During the height of his brutal regime, Romanian dictator Ceausescu issued an edict forbidding contraception and encouraging citizens to have more children. As a result, thousands of unwanted children were born into broken homes and economically beleaguered families, resulting in a huge surge of street orphans. Edet Belzberg paints an intimate portrait of five children, Cristina, Mihai, Ana, and siblings Macarena and Marian, living hand to mouth on the mean streets of Bucharest.
Belzberg’s Oscar-nominated documentary brings into sharp, harrowing focus the plight of nearly 20,000 kids eking out a living in Bucharest after the collapse of communism. Teenage Christine, a mental-hospital refugee, runs a gang of young hoods with a mix of ferocity and compassion. Mihai, age 12, is an intelligent and articulate youth who fled to the streets instead of living through the ordeal of continual abuse at home. Many others, like Macarena, deaden the pain by huffing paint.

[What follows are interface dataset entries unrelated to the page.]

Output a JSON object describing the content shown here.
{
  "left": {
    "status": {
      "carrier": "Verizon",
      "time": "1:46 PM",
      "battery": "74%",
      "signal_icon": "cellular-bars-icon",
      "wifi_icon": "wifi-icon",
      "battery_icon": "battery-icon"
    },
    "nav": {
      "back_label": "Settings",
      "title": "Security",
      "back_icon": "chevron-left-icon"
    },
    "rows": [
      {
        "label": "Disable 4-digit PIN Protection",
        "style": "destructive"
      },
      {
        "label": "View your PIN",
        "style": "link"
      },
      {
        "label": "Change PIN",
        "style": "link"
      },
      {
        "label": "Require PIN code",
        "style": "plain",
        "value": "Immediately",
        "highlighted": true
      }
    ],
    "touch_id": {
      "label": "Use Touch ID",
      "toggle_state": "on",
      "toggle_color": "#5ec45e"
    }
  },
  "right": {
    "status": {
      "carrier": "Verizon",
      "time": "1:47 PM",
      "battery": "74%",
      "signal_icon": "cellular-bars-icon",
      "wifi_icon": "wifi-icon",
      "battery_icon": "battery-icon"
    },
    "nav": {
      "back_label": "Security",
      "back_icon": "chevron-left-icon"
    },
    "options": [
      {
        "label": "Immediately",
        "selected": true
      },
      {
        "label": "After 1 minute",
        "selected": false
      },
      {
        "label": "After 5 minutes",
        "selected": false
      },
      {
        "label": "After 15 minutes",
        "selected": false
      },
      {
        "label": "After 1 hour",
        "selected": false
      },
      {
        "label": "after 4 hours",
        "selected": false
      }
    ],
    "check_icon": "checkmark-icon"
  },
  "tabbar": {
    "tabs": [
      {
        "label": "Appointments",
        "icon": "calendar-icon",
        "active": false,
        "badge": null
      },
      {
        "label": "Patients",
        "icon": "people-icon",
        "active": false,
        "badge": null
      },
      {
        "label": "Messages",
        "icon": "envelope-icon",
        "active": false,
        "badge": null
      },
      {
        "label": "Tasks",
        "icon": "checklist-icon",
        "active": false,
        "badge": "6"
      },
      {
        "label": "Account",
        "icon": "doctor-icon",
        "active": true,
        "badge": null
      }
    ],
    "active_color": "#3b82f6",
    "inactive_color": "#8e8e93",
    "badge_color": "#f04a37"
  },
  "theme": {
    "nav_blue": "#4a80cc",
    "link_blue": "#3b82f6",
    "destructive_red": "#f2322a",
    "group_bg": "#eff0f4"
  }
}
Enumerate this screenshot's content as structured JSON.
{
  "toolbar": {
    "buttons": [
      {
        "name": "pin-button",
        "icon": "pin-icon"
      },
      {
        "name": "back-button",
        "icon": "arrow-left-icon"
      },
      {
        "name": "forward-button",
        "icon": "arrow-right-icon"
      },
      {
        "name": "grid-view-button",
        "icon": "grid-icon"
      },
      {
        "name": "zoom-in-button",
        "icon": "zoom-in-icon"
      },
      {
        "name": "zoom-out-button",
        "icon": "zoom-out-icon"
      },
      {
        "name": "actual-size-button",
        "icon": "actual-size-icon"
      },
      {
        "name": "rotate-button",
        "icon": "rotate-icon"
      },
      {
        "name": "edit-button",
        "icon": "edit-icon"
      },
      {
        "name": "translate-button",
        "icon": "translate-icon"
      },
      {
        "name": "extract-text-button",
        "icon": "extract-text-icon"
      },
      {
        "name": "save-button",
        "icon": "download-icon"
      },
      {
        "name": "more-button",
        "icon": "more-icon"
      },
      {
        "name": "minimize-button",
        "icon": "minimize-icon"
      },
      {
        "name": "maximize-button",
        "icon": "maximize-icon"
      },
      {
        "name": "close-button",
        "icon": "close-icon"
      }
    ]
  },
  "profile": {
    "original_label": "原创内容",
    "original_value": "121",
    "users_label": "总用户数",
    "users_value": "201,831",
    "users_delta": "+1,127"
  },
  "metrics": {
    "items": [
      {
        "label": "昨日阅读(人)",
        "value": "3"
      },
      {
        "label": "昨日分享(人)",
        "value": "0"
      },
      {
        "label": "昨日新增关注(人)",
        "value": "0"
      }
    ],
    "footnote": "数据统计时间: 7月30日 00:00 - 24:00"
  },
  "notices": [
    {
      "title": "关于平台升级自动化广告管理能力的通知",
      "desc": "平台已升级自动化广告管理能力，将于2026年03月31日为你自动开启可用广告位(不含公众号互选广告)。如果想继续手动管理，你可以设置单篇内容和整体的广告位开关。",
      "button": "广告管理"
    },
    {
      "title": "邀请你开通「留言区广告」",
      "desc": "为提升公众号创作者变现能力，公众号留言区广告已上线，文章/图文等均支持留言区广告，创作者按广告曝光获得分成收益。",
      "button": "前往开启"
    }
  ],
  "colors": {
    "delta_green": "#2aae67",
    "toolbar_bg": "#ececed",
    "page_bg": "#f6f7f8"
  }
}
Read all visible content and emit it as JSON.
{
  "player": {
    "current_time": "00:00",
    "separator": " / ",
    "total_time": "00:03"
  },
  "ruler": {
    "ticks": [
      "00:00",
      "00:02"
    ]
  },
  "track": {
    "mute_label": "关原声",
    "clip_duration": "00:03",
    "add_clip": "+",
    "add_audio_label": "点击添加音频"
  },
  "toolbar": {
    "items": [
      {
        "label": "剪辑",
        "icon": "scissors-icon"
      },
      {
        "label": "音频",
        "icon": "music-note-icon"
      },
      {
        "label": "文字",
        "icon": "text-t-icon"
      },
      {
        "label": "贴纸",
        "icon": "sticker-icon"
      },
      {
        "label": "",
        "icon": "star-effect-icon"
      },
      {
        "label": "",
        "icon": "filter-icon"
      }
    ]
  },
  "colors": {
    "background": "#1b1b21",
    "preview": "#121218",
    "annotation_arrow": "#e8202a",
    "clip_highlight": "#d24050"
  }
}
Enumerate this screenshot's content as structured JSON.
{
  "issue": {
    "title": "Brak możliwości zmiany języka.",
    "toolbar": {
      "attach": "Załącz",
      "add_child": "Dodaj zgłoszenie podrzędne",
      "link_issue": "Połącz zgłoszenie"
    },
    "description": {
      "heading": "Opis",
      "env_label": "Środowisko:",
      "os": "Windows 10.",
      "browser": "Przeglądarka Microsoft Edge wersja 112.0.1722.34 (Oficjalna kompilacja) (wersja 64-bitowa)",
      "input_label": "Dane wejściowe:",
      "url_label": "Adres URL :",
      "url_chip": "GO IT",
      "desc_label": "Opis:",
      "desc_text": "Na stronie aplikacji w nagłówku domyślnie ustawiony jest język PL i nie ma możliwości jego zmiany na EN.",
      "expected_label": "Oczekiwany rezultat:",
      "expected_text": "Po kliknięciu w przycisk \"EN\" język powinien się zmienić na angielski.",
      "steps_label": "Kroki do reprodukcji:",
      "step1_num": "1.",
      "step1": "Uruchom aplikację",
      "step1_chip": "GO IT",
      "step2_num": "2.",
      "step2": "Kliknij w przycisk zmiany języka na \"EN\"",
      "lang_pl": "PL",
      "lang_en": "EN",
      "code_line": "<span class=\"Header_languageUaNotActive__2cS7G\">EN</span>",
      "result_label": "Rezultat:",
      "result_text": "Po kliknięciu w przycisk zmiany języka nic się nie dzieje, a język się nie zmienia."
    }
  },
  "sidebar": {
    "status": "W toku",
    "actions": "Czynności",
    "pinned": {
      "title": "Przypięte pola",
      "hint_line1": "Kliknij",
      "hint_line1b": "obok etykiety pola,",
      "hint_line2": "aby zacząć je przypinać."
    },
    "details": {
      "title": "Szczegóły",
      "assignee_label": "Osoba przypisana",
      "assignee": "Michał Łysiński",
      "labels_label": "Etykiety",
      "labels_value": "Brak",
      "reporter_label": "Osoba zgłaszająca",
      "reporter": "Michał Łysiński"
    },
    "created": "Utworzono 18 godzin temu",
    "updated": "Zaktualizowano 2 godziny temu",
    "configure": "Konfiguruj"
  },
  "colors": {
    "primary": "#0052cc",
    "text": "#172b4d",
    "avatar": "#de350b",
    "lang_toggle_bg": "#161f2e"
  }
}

Belzberg bears witness to their heartbreaking, often shocking stories of hardship with empathy, honesty, and a steadfast commitment to making sure they are never forgotten.